LAKE FOREST — Just when it seemed like things couldn’t get any worse, the COVID-19 gods – if there are such a thing – had another surprise for Bears coach Matt Nagy.
There is absolutely nothing acceptable about being witty or clever with the news Monday morning that Nagy has tested positive for the virus.
I trust and hope all of Bears Nation joins in wishing him the speediest and as asymptomatic as possible recovery, and that the virus stops in the Nagy home with him, and that his wife and kids stay healthy and safe.
That said, after Sunday, our focus for the moment has to be on just how bad these 2021 Bears are, and what has to happen to keep this season from being Nagy’s last in Chicago.
As ugly as Sunday’s 38-3 loss to the Bucs was, if memory serves me correctly, the hated Packers suffered an identical loss six weeks ago to a lesser team in the Saints, and their world didn’t come to an end.
No, the Bears are not as good a team or organization as the Packers, but the point is they’re not as bad as they were Sunday, either.
Reality is they’ve lost four times to the 6-1 Rams, 4-3 Browns, 6-1 Packers and 6-1 Bucs – and the loss to the Packers was a three-point game with just 4½ minutes to play – while beating the 5-2 Bengals, 5-2 Raiders and hapless Lions.
This aura pervasive around the Bears, that everything that goes wrong is all on them and everything they get right is all gifts from opponents, is ridiculous.
In this NFL, they are an average team that can’t afford to be average again if people want to keep their jobs. A brutal schedule has left them at a tipping point.
That is further complicated by a brilliant young quarterback who is a real threat to be the second coming the Bears have been waiting for since Sid Luckman, but while ready to learn the job, he clearly isn’t ready yet to succeed at it.
Knowing I would think that he had to win at least nine or 10 games to keep his job, I have been puzzled since he did it why Nagy gave the job to Justin Fields as early as he did?
I asked him Monday if the team’s offensive woes were systemic or due to Fields not growing quickly enough, and he took exception.
“I would say I don’t agree with that.

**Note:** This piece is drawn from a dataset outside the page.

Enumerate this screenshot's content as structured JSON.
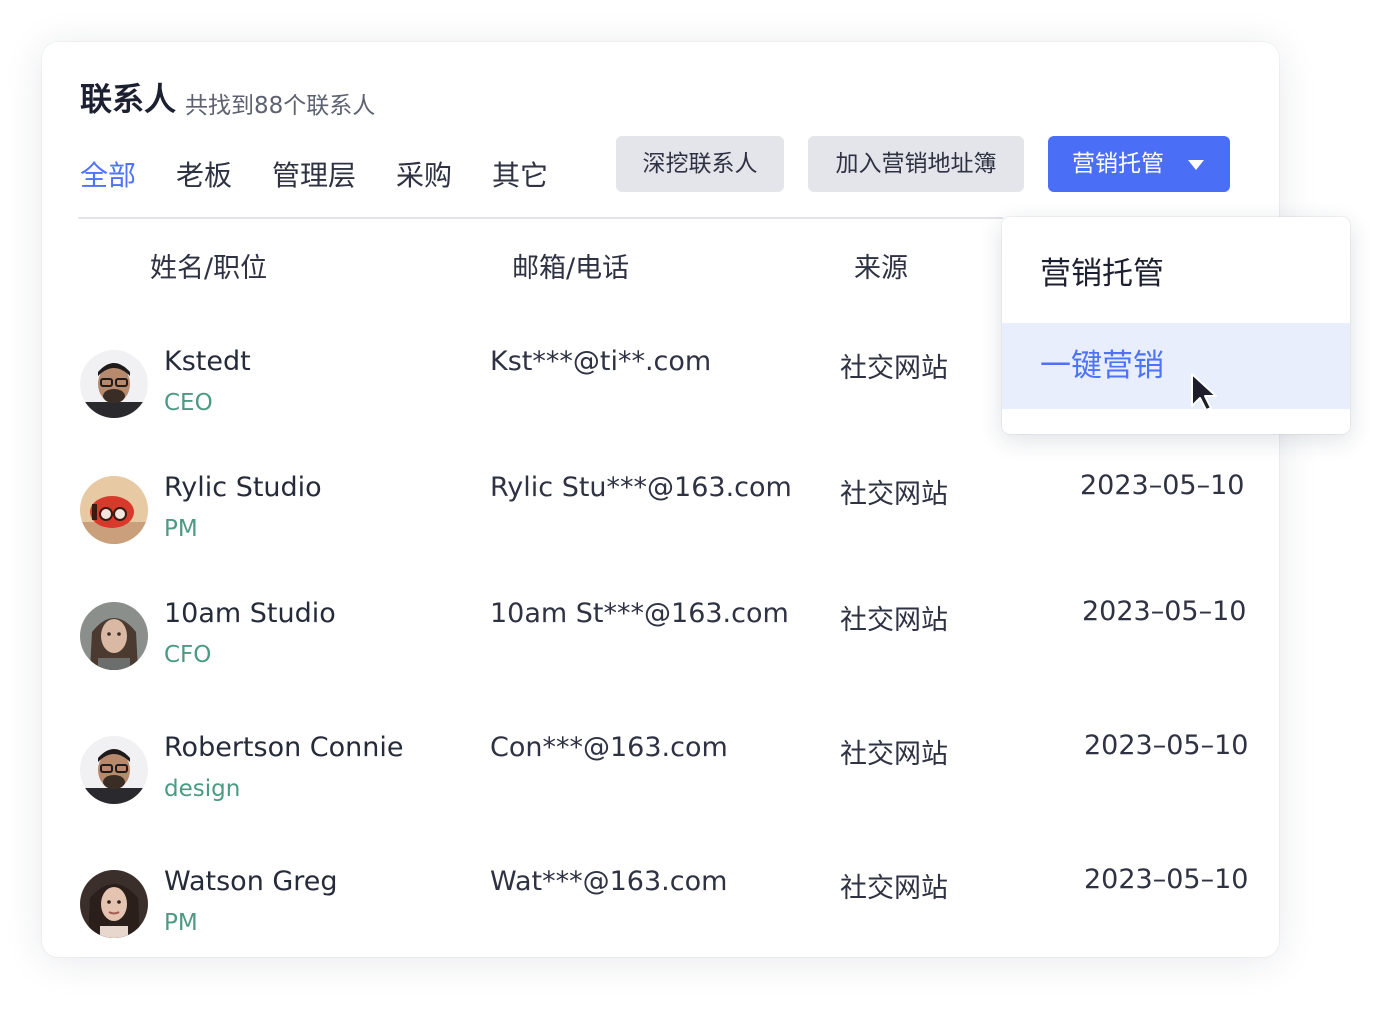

I think that he’s done a really good job of growing,” Nagy said. “We all knew there was going to be growing pains, that’s with every single rookie quarterback that has ever played in the history of this game, that has happened.
“And so what is important for us to understand is learning how to do things as an NFL quarterback, and some of these times that we have whether good or bad, he’s going to use those to make him a [heck] of a quarterback in this league for a long time.”
A couple of excerpts from a much longer answer, none of it responding to the point of my question that was, “quickly enough?”
This is often the dilemma in analyzing Nagy: Is he strategically choosing not to answer the question for whatever reason, or does he really not understand his offense isn’t just a light bulb going on away from being competitive, and he actually just accentuated why the move to Fields may have been too soon?
There were a few warning signs last week that all might not be well in Shangri-La, but the Bucs disaster still is a step or two short of proving them prescient.
Nothing final happened in Tampa.
Put your emotions aside for a moment, and you’ll see the next two games, San Francisco and Pittsburgh, are actually quite winnable, especially if Robert Quinn, Akiem Hicks and Tashaun Gipson are back on the field. And if the Bears do win them, going into the bye at 5-4 will have a different look and feel.
But with the Bears’ backs now as flat against the wall as they can be, lose either one with anything resembling another performance with the football as offensive as Sunday’s was, and there could be nothing left to keep Nagy.